Our social worker hand-carried documents to a Montgomery County Social Services agency to obtain medical insurance, housing for our patient and her mother, transportation to and from the hospital for her follow-up care in burn clinic, occupational and physical therapy.
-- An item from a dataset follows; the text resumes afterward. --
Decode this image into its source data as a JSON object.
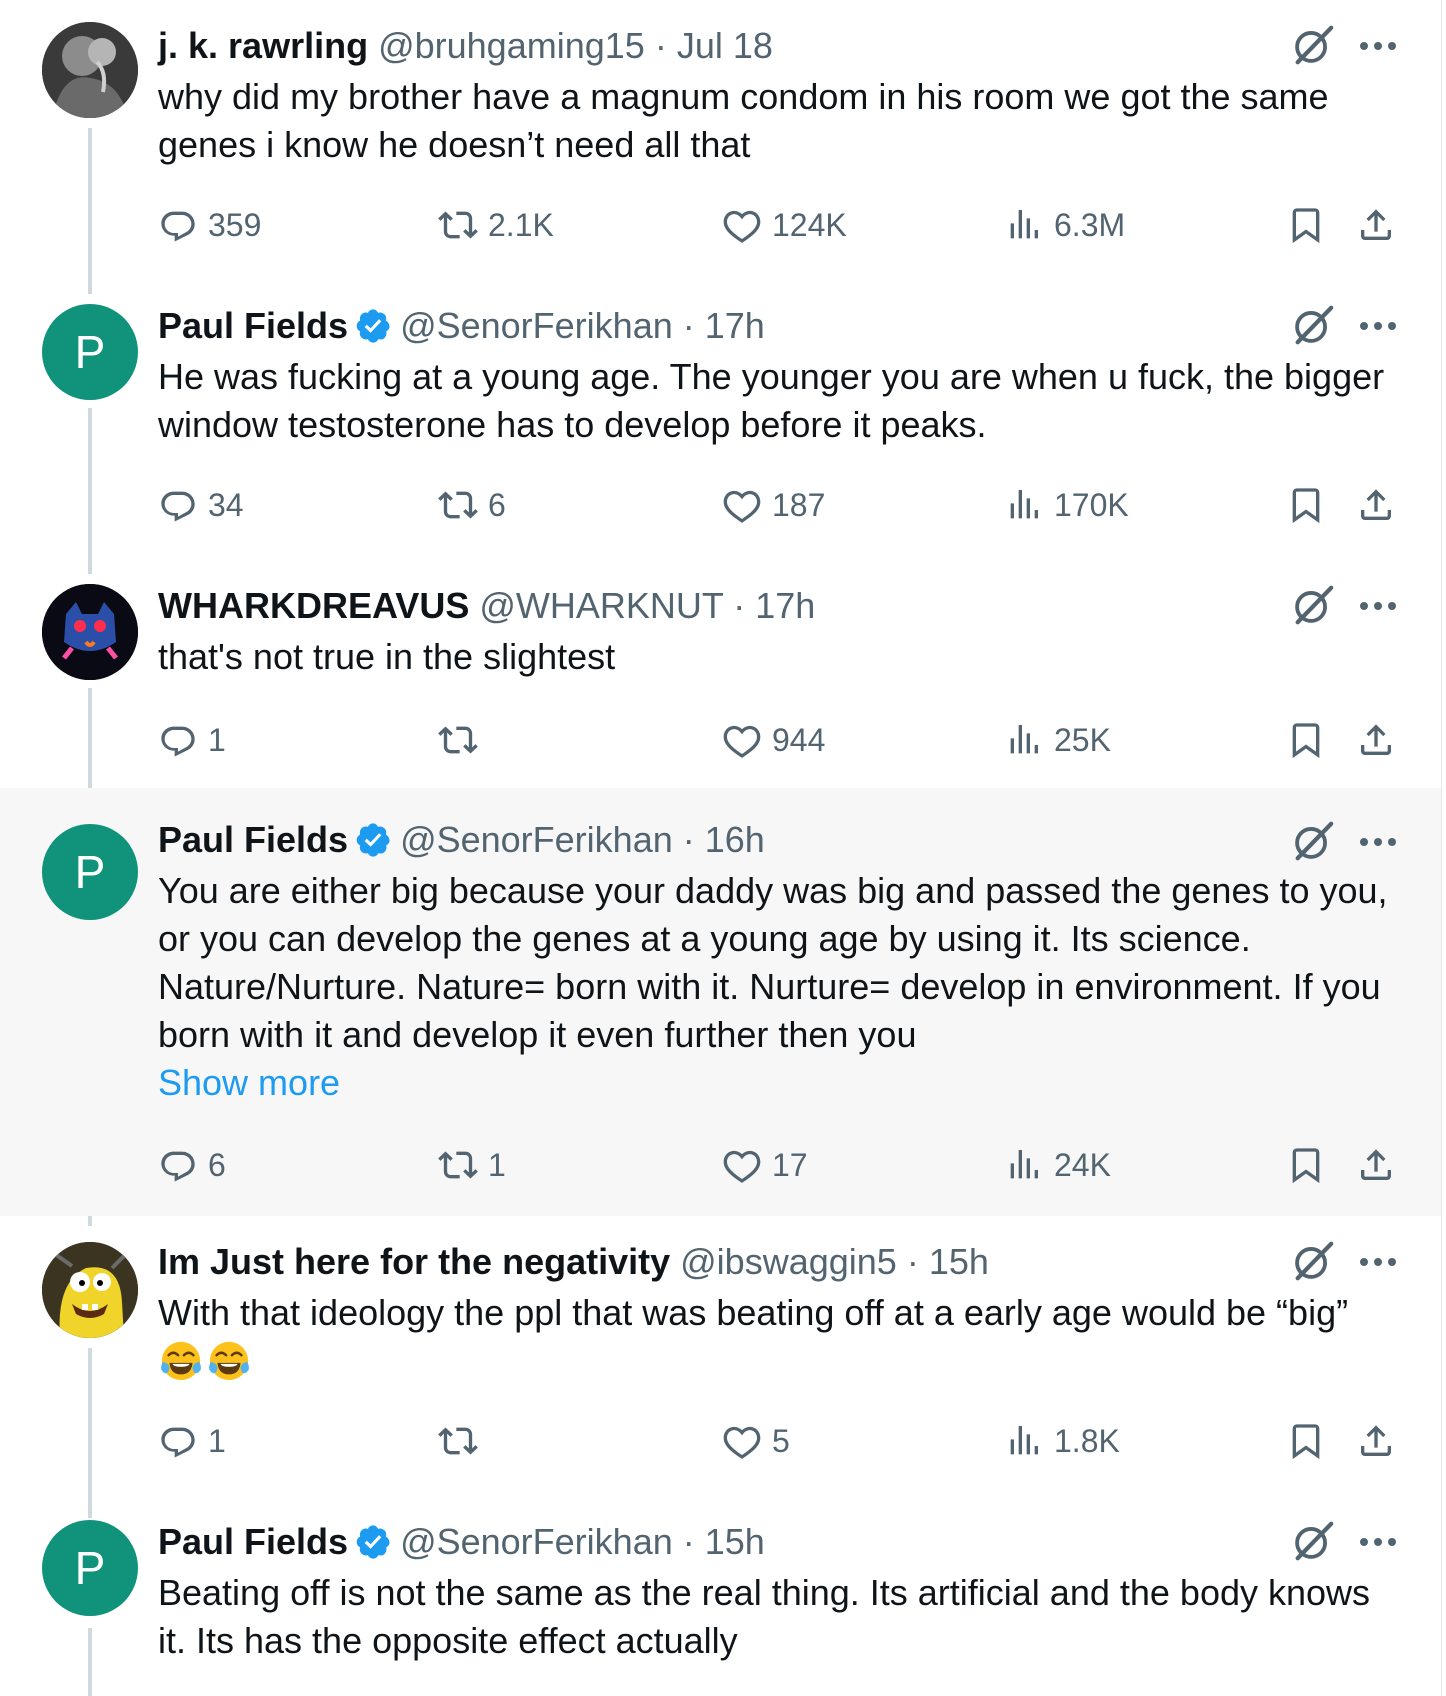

Our social worker also worked with the Ethiopian Embassy to replace our patient’s passport and visa.

The comprehensive, compassionate, and competent care afforded this patient hits every note in the themes of dignity and respect for the patient and her family: information sharing among the professional team and family every day; participation in patient care with the family, unit team, and outside resources; collaboration among the family and everyone on the unit from the EVS worker who calmed our patient on her first hours of admission to the nurses who attended to her needs throughout the day, the social worker who arranged to have the patient’s mother come to the US and obtain medical insurance, housing, and other supportive services,  the child life specialist who helped her cope with the admission, nurse practitioners who changed her dressings and taught her mother how to take over, and of course our extraordinary physicians who oversaw her care and recovery.

 

The following team members were honored with this DAISY TEAM Award:

Nursing (Surgical Care Unit):

Ginger Winder, MSN, RN, CPN, Manager of Surgical Care Nursing- Nursing Team Lead

Catherine Williams, MS, BSN, RN, NE-BC, Director of Neuroscience and Surgical Care Nursing

Kate Appiah-Offori, BSN, RN

Lianna Colon, BSN, RN

Stacey Elias, RN

Alex Evanzz, BSN, RN, CPN

Devon Haas, BSN, RN

Hannah Hanscom, BSN, RN, CPN

Janae Haug, BSN, RN

Elytia Hawkins, RN, CPN

Donna Hershey, MSN, RN, CPN

Erika Hilborn, BSN, RN

Oretha Johnson, BSN, RN

Julie Kelly, BSN, RN, CPN

Sonia Kerridge, MSN, RN

Jodi Klemowski, BSN, RN, CPN

Eliana Maldonado, BSN, RN

Tosin Oluwole, BSN, RN, CPN

Raven McLeese, BSN, RN, CPN

Meghan Mesa, BSN, RN, CPN

LeiAnna O’Laughlin BSN, RN

Chris Pacious, BSN, RN

Tiffani Pietrucha, BSN, RN

Shira Rosenbaum, BSN, RN

Zori Scur, MSN, RN

Soory Samiy, MSN, RN, CPN

Sara Talvacchio, BSN, RN

Sara Turner, BSN, RN

Caitlin Coogan, CRNP

Elizabeth Leachman-Dey, CRNP

Elizabeth Waibel, CRNP

Catherine Walsh, CRNP

Catherine Worst, CRNP

PACU RN:

Atsede Merga, BSN, RN, CPN

Case Management:

Barbara Floyd, MSN, RN

Social Work:

Marie Ritzo, MSW, LICW

Trauma and Burn Team:

Randall Burd, MD

Ivan Gutierrez, MD

Physical /Occupational Therapy:

Arjoo Bhandari, OTR/L

Ashley Brandt, PT, DPT

Brittany DeWolf, PT, DPT

Stephanie Schneider, OTD, OTR/L

Child Life:

Amy Ballin

Environmental Services:

Yirgalem Habteslase

SCU PCT/CCT:

Adwoa Dadzie, PCT

Marie Laveus, PCT

Madeline McGrath, CCT

Yemi Ogunraiyewa, PCT

Nituna Phillips, PCT

Kiersten Waite, PCT

Evelyn Whitfield, PCT

Elizabeth Williams, PCT

Chris Yuen, PCT

SCU PSA:

Griselda Diaz

Michelle Lomax

Kathy Mooney Palmer

Regina Smith

Tawana Smith

SCU UCA:

Mehalia Brown

Angela Brown

Latoya Carroll

Shawnetta Floyd

Joeann Majors

DC Burn Foundation:

Dennis Carmody

Chief Donnelly

Eric McGuire

Jason Woods